Ashokan trail plan to be unveiled
Info meeting planned for 7 tonight at Onteora High School in Boiceville
Ulster County officials will unveil initial plans for a recreational trail within the railroad corridor that runs adjacent to the Ashokan Reservoir during an informational meeting this evening.
The meeting is scheduled for 7 p.m. in the auditorium at Onteora High School, 4166 Route 28, Boiceville.
Chris White, deputy commissioner of the Ulster County Planning Department, said the county will provide a comprehensive overview of the planned trail as well specific ideas for the corridor.
Additionally, he said, the New York City Department of Environmental Protection, which owns the surrounding land and is partnering with the county to create the trail, will unveil conceptual designs for three trail heads it has committed to constructing.
The 11.5-mile trail is to run along the northern edge of the
Ashokan Reservoir between West Hurley and Boiceville.
“We’ll be talking about all the work the consultant has been doing, the environmental reviews done, project background, some of the things we found during the feasibility study, drainage, and the width of the trail,” White said. “It’s mostly to give people an idea of what we found over the past years during the investigation that we did during the feasibility study, and the preliminary design. What we’ll be doing is literally walking people through the corridor through a series of photos.”
White said the county also hopes to hear from people who plan to use the trail.
Tentative plans call for a recreational trail that will follow the existing railroad corridor and use existing drainage structures. White said that in most places, the trail will be 12 feet wide, although there are some areas where encroaching wetlands will force the trail to narrow.
White said the trail surface will be a compacted crushed stone that will allow for some natural drainage while providing a surface that is amenable to use by hikers, bikers, wheelchairs, runners and crosscountry skiers, among others. Motorized recreation will not be allowed.
In May, Ulster County lawmakers authorized a $395,000 contract for the design of the trail, advancing the county’s plan for a segmented tourist train and recreational trail along the former Ulster & Delaware Railroad corridor.

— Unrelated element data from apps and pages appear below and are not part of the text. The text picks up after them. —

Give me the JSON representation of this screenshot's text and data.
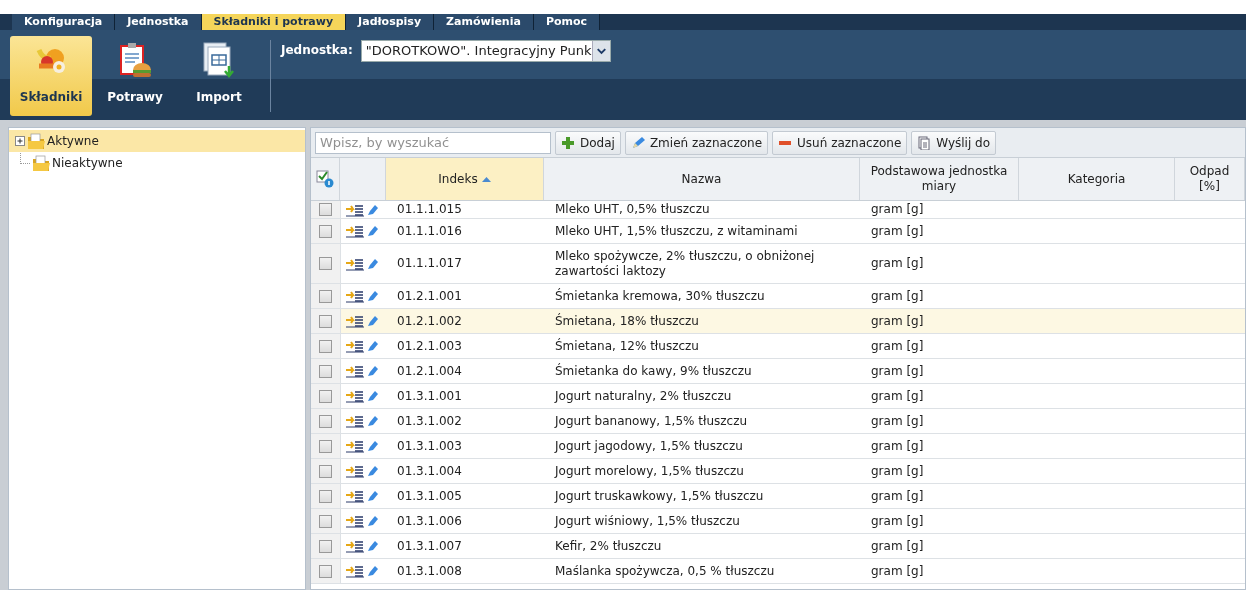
{
  "menu": [
    {
      "label": "Konfiguracja",
      "selected": false
    },
    {
      "label": "Jednostka",
      "selected": false
    },
    {
      "label": "Składniki i potrawy",
      "selected": true
    },
    {
      "label": "Jadłospisy",
      "selected": false
    },
    {
      "label": "Zamówienia",
      "selected": false
    },
    {
      "label": "Pomoc",
      "selected": false
    }
  ],
  "ribbon": [
    {
      "label": "Składniki",
      "kind": "food",
      "selected": true
    },
    {
      "label": "Potrawy",
      "kind": "dish",
      "selected": false
    },
    {
      "label": "Import",
      "kind": "import",
      "selected": false
    }
  ],
  "unit_select": {
    "label": "Jednostka:",
    "value": "\"DOROTKOWO\". Integracyjny Punk"
  },
  "tree": [
    {
      "label": "Aktywne",
      "selected": true,
      "expanded": false
    },
    {
      "label": "Nieaktywne",
      "selected": false
    }
  ],
  "toolbar": {
    "search": {
      "placeholder": "Wpisz, by wyszukać"
    },
    "buttons": [
      {
        "label": "Dodaj",
        "kind": "add"
      },
      {
        "label": "Zmień zaznaczone",
        "kind": "edit"
      },
      {
        "label": "Usuń zaznaczone",
        "kind": "remove"
      },
      {
        "label": "Wyślij do",
        "kind": "send"
      }
    ]
  },
  "table": {
    "columns": [
      {
        "label": "Indeks",
        "sorted": true
      },
      {
        "label": "Nazwa",
        "sorted": false
      },
      {
        "label": "Podstawowa jednostka miary",
        "sorted": false
      },
      {
        "label": "Kategoria",
        "sorted": false
      },
      {
        "label": "Odpad [%]",
        "sorted": false
      }
    ],
    "rows": [
      {
        "index": "01.1.1.015",
        "name": "Mleko UHT, 0,5% tłuszczu",
        "unit": "gram [g]",
        "checked": false,
        "hovered": false
      },
      {
        "index": "01.1.1.016",
        "name": "Mleko UHT, 1,5% tłuszczu, z witaminami",
        "unit": "gram [g]",
        "checked": false,
        "hovered": false
      },
      {
        "index": "01.1.1.017",
        "name": "Mleko spożywcze, 2% tłuszczu, o obniżonej zawartości laktozy",
        "unit": "gram [g]",
        "checked": false,
        "hovered": false
      },
      {
        "index": "01.2.1.001",
        "name": "Śmietanka kremowa, 30% tłuszczu",
        "unit": "gram [g]",
        "checked": false,
        "hovered": false
      },
      {
        "index": "01.2.1.002",
        "name": "Śmietana, 18% tłuszczu",
        "unit": "gram [g]",
        "checked": false,
        "hovered": true
      },
      {
        "index": "01.2.1.003",
        "name": "Śmietana, 12% tłuszczu",
        "unit": "gram [g]",
        "checked": false,
        "hovered": false
      },
      {
        "index": "01.2.1.004",
        "name": "Śmietanka do kawy, 9% tłuszczu",
        "unit": "gram [g]",
        "checked": false,
        "hovered": false
      },
      {
        "index": "01.3.1.001",
        "name": "Jogurt naturalny, 2% tłuszczu",
        "unit": "gram [g]",
        "checked": false,
        "hovered": false
      },
      {
        "index": "01.3.1.002",
        "name": "Jogurt bananowy, 1,5% tłuszczu",
        "unit": "gram [g]",
        "checked": false,
        "hovered": false
      },
      {
        "index": "01.3.1.003",
        "name": "Jogurt jagodowy, 1,5% tłuszczu",
        "unit": "gram [g]",
        "checked": false,
        "hovered": false
      },
      {
        "index": "01.3.1.004",
        "name": "Jogurt morelowy, 1,5% tłuszczu",
        "unit": "gram [g]",
        "checked": false,
        "hovered": false
      },
      {
        "index": "01.3.1.005",
        "name": "Jogurt truskawkowy, 1,5% tłuszczu",
        "unit": "gram [g]",
        "checked": false,
        "hovered": false
      },
      {
        "index": "01.3.1.006",
        "name": "Jogurt wiśniowy, 1,5% tłuszczu",
        "unit": "gram [g]",
        "checked": false,
        "hovered": false
      },
      {
        "index": "01.3.1.007",
        "name": "Kefir, 2% tłuszczu",
        "unit": "gram [g]",
        "checked": false,
        "hovered": false
      },
      {
        "index": "01.3.1.008",
        "name": "Maślanka spożywcza, 0,5 % tłuszczu",
        "unit": "gram [g]",
        "checked": false,
        "hovered": false
      }
    ]
  }
}
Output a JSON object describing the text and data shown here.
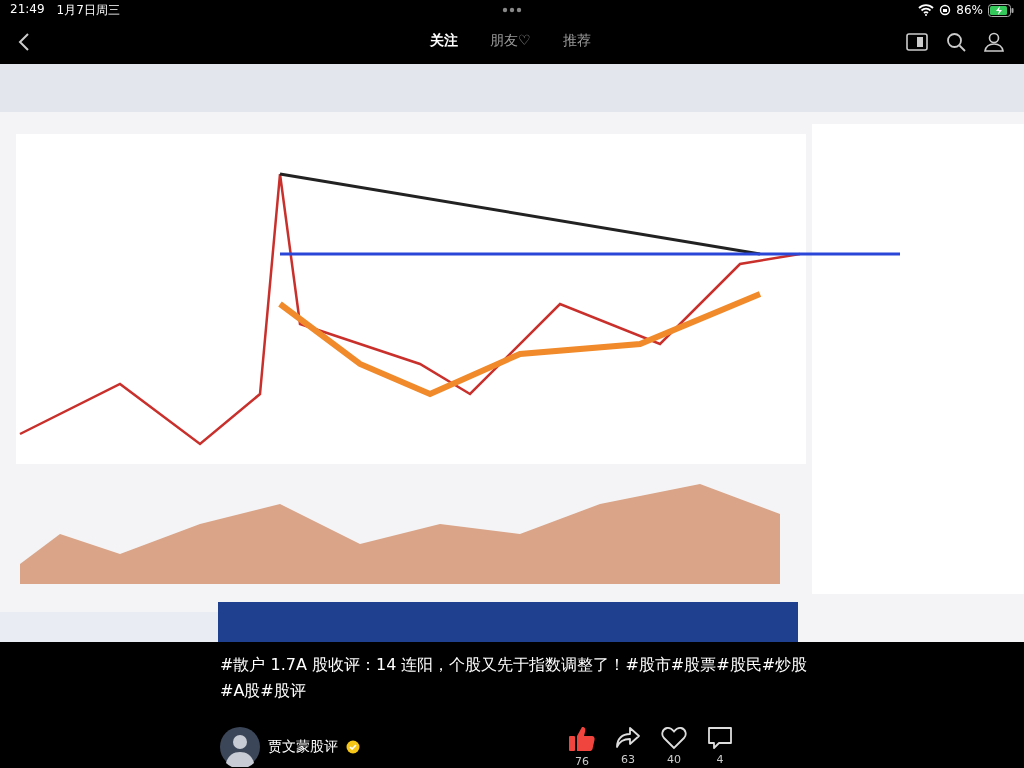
{
  "status_bar": {
    "time": "21:49",
    "date": "1月7日周三",
    "battery": "86%"
  },
  "tabs": [
    {
      "label": "关注",
      "selected": true
    },
    {
      "label": "朋友♡",
      "selected": false
    },
    {
      "label": "推荐",
      "selected": false
    }
  ],
  "caption": "#散户 1.7A 股收评：14 连阳，个股又先于指数调整了！#股市#股票#股民#炒股#A股#股评",
  "author": {
    "name": "贾文蒙股评",
    "verified": true
  },
  "actions": [
    {
      "kind": "like",
      "count": "76"
    },
    {
      "kind": "share",
      "count": "63"
    },
    {
      "kind": "favorite",
      "count": "40"
    },
    {
      "kind": "comment",
      "count": "4"
    }
  ]
}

The funding for the study came from a $2.5 million grant awarded to the county by New York City.
The development of a trail along the Ulster & Delaware corridor has been among the most controversial proposals by Ulster County Executive Michael Hein. First unveiled in 2012, the proposal drew the immediate ire of the Catskill Mountain Railroad, which until May of this year held a lease for the corridor, and from rail supporters who objected to converting the most of the 38.6-mile rail line into a recreational trail, with continued rail operations allowed only at the western end of the line.
Ultimately, the county Legislature approved a compromise plan that allows for continued rail operations on the eastern portion of tracks, as well.
This section of track is part of the former Ulster & Delaware Railroad corridor in Ulster County.